* Problem to work on
Word for word, return the entries listed below.

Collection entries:
* * *

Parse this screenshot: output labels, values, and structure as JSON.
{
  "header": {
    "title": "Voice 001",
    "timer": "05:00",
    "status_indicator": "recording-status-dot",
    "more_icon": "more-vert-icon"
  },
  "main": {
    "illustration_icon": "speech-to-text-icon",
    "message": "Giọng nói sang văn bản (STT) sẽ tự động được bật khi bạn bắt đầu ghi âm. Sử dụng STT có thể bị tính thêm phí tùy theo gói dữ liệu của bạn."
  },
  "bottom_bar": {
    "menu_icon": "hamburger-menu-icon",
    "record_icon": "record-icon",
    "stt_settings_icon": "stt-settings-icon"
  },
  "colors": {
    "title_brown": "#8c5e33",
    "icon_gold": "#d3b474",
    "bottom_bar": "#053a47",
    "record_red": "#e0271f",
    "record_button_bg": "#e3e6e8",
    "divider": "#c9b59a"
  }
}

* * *

* Answer to the problem
Parse this screenshot: output labels, values, and structure as JSON.
{
  "header": {
    "title": "Voice 001",
    "timer": "05:00",
    "status_indicator": "recording-status-dot",
    "more_icon": "more-vert-icon"
  },
  "main": {
    "illustration_icon": "speech-to-text-icon",
    "message": "Giọng nói sang văn bản (STT) sẽ tự động được bật khi bạn bắt đầu ghi âm. Sử dụng STT có thể bị tính thêm phí tùy theo gói dữ liệu của bạn."
  },
  "bottom_bar": {
    "menu_icon": "hamburger-menu-icon",
    "record_icon": "record-icon",
    "stt_settings_icon": "stt-settings-icon"
  },
  "colors": {
    "title_brown": "#8c5e33",
    "icon_gold": "#d3b474",
    "bottom_bar": "#053a47",
    "record_red": "#e0271f",
    "record_button_bg": "#e3e6e8",
    "divider": "#c9b59a"
  }
}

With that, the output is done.